## Work request
Go through the data below and return each line where the string "likes" occurs.

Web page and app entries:
+++++

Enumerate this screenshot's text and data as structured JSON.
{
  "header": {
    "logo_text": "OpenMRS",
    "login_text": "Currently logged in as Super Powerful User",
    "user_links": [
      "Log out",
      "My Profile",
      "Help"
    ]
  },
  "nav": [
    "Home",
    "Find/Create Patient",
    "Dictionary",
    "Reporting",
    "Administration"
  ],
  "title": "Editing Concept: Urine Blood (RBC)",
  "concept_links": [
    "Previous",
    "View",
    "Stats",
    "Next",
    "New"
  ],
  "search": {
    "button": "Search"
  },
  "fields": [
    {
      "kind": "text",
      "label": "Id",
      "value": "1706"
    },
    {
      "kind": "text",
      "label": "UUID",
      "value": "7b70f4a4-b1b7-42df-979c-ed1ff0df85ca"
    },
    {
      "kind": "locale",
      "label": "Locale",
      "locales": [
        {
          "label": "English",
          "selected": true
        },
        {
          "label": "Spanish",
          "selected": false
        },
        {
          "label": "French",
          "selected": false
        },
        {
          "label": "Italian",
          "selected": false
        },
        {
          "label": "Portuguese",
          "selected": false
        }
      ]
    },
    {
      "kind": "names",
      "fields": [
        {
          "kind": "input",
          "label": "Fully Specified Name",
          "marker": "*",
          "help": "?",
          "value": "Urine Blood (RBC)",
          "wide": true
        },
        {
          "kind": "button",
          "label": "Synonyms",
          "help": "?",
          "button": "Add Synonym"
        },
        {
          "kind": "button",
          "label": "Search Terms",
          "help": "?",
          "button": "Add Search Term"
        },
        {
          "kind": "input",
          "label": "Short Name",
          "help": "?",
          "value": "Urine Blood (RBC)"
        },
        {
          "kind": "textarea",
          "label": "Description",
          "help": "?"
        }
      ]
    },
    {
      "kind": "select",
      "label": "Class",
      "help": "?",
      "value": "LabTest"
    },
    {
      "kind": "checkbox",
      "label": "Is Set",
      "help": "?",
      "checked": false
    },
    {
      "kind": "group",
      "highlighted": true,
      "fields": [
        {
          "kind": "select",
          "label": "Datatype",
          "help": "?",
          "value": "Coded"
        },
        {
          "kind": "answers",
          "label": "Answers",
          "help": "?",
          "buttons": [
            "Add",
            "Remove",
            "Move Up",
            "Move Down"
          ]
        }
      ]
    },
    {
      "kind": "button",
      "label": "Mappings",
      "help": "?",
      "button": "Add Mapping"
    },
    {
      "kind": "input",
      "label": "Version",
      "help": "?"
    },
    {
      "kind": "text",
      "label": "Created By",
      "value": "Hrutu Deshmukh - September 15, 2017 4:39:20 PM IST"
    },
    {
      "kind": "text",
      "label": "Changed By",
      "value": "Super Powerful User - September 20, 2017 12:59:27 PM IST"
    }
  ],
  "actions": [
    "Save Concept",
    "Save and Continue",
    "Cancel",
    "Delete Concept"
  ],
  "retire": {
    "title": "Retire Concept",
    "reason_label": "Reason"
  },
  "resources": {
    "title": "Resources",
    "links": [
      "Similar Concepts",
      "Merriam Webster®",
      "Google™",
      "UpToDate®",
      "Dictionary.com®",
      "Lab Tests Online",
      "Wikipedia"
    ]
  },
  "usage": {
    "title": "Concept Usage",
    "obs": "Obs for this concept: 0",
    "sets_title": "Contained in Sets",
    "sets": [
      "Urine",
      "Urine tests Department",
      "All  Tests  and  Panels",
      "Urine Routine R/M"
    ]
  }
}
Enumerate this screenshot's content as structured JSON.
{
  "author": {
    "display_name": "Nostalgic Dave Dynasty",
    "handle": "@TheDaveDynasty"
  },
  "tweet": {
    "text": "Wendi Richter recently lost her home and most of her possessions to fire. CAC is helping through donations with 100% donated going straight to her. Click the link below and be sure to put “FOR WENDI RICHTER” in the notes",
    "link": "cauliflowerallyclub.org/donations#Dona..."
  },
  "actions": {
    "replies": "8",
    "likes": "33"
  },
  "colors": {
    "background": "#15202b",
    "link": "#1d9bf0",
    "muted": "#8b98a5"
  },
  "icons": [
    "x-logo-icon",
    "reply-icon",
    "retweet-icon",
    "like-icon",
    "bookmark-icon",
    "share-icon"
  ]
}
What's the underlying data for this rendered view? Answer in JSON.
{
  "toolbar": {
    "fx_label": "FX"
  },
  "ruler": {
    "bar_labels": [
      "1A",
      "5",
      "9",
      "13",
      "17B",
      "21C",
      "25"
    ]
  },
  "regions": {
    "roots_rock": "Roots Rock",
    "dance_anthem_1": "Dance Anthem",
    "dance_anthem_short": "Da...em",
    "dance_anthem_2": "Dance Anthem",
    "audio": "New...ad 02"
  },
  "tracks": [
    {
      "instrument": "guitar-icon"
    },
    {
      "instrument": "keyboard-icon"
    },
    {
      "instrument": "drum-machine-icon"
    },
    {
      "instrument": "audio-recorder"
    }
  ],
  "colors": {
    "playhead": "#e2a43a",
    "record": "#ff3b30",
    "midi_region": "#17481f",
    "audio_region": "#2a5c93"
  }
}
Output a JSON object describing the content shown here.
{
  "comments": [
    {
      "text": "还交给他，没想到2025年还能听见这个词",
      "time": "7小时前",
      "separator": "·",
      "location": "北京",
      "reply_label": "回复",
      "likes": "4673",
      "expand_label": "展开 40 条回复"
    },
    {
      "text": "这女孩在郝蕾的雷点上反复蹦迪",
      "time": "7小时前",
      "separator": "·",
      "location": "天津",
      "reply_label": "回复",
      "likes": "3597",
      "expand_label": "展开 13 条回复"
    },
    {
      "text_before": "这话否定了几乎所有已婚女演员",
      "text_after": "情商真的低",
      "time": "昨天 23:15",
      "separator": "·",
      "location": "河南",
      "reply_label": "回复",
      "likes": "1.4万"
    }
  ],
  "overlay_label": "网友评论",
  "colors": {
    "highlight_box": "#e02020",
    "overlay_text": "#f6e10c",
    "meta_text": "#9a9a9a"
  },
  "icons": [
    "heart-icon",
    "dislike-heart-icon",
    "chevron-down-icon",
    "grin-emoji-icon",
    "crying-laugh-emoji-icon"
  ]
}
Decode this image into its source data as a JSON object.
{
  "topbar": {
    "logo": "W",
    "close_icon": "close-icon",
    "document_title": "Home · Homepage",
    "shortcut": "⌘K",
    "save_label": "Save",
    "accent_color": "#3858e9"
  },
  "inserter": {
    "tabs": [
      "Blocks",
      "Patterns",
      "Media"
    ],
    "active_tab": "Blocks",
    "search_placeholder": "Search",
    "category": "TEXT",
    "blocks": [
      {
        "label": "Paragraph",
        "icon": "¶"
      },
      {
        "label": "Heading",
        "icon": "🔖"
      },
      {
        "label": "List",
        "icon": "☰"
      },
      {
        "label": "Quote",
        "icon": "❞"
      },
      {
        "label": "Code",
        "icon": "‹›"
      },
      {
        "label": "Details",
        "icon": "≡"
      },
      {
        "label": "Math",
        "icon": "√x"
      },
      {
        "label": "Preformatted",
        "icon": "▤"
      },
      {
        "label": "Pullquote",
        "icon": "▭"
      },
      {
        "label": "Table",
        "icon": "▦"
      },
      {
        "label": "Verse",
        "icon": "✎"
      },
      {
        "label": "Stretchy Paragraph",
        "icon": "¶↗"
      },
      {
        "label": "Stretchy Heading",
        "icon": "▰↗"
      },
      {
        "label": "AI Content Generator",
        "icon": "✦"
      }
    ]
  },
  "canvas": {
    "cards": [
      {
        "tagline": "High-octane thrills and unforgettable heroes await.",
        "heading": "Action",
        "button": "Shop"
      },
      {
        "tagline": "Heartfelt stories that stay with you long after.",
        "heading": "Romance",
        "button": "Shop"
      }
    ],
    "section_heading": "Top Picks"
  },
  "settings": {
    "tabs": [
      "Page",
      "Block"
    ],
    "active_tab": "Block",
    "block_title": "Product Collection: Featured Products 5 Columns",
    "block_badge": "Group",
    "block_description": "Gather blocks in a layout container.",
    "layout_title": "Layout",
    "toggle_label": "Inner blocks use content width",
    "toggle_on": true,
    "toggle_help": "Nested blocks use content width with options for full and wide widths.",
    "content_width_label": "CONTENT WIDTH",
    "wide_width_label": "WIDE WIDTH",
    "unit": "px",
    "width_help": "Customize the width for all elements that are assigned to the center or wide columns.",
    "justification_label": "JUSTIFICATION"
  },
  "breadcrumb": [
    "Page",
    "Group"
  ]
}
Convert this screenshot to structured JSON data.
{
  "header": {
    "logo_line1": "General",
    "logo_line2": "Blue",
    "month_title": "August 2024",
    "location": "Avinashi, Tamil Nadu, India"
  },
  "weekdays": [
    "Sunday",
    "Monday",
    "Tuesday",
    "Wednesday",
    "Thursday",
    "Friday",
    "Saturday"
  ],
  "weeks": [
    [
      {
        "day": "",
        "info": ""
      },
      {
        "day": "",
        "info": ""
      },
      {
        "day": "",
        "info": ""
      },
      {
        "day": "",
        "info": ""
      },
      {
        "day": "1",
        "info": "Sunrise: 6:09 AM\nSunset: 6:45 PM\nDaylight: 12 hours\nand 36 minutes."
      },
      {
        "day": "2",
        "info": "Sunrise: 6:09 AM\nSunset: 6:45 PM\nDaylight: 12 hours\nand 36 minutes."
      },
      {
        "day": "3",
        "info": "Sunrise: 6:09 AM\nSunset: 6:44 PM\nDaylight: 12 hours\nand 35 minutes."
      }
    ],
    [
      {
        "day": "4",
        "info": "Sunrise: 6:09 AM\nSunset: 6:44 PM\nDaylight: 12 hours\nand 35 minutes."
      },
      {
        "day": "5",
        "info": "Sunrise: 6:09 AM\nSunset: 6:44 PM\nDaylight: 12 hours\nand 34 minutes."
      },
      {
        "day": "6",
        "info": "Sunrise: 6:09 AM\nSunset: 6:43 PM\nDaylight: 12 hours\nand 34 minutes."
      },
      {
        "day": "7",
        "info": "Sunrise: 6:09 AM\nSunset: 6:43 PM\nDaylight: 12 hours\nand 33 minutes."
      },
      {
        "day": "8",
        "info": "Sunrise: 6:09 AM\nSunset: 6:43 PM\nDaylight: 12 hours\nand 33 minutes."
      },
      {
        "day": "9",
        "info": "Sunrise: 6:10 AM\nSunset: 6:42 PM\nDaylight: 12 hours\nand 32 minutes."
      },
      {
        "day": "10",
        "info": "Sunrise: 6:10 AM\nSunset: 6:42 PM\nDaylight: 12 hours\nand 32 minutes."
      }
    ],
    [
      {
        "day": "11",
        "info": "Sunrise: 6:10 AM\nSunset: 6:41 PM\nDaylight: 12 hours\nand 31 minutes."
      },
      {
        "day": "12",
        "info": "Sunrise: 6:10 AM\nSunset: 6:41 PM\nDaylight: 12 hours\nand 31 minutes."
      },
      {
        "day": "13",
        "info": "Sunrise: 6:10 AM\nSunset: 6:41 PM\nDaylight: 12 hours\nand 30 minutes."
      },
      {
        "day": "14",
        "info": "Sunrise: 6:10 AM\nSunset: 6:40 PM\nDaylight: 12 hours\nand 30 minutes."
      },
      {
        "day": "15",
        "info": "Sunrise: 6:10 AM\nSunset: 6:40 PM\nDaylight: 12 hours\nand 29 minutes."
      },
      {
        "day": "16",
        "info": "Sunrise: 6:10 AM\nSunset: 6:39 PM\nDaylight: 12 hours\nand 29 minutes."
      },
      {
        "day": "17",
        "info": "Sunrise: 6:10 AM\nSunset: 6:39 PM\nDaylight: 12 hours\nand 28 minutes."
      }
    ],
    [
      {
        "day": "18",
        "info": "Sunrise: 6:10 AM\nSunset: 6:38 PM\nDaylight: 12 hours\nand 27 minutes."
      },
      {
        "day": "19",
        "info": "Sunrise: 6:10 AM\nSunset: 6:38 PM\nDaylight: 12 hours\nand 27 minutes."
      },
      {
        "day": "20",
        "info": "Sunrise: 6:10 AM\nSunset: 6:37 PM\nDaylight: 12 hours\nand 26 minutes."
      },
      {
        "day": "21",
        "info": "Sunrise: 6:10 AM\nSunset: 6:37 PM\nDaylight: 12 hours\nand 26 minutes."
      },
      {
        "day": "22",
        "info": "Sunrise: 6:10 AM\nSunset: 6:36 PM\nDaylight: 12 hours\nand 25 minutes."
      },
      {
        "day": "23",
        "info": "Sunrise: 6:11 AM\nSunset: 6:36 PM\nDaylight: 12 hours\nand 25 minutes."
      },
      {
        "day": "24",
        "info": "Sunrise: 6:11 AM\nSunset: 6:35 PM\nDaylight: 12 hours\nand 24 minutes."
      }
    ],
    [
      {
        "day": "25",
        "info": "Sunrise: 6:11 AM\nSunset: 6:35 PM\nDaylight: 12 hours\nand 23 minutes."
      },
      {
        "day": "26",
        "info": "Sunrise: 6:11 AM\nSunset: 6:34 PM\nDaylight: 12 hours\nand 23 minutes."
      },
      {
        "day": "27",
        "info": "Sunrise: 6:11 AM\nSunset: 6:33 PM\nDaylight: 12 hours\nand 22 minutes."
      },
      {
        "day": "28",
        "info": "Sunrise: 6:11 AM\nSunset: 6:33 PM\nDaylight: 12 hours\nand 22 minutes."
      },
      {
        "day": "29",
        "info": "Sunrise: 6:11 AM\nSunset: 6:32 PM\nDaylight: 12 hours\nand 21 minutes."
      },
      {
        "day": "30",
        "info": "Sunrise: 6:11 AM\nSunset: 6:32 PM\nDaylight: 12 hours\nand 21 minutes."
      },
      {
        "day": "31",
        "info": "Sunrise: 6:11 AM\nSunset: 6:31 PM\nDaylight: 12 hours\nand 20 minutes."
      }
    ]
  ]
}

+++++

## Reply
    "likes": "33"
      "likes": "4673",
      "likes": "3597",
      "likes": "1.4万"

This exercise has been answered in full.